Trigger Point Therapy

A trigger point (TP's) is simply a small contraction knot in the muscle. These nodules can be as small as a pin head or as big as a thumb, and are a common cause of local pain and sometimes distant referred pain. TPs may cause numbness, tingling, weakness, or lack of normal range of movement. TP's can also cause earaches, dizziness, sinus congestion, nausea, heartburn, and false heart pain.

Compression of a trigger point may elicit a local twitch response. These trigger points in muscles and in the thin wrapping around each muscle [called fascia] are called myofascial trigger points, to distinguish them from trigger points which can occur in other soft tissues such as skin, ligaments and tendons, and also in scar tissue.

Trigger point practitioners can use various methods to eliminate Trigger points. These can be static finger pressure, specific trigger point massage, Dry Needling with acupuncture needles, Cupping, use of a cold spray or cold pack whilst activating or stretching the muscle. Self-treatment of TP's 6 to 12 times a day with deep breathe and consciously relax between each cycle will speed up your recovery and help you get rid of your own pain.

It is important to realize that the TPs themselves do not hurt, [other than when you are actually pressing firmly on them.] Most patients are surprised when I locate a very painful tight spot in a muscle well away from where they tell me their pain is. They were usually completely unaware that this painful tight spot even existed, let alone that such a small spot could be the cause of all their pain.

Unfortunately, many general practitioners and orthopaedic surgeons do not know about TP's, and as TP's do not show on XRays or scans, the patient may be told there is nothing wrong with them or that there is nothing that can be done to help fix their pain.

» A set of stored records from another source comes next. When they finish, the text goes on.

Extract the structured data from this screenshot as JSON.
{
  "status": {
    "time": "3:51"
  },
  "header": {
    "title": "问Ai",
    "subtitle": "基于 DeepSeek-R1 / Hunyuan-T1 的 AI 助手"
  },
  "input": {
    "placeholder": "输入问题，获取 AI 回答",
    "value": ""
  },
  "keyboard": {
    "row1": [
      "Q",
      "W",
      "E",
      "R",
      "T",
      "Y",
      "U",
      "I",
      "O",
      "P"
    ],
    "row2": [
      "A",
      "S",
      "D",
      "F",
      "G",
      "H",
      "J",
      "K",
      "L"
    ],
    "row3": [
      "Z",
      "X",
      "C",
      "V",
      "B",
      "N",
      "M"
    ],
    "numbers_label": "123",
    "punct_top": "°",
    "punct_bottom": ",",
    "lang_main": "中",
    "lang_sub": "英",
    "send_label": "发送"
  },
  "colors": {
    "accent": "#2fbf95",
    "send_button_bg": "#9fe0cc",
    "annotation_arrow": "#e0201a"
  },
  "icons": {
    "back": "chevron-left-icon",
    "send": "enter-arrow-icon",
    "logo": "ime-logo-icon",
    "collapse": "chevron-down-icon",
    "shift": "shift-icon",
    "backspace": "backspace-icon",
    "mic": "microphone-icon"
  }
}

Back to Other Therapies

AP Therapies website maintained by BB Webworks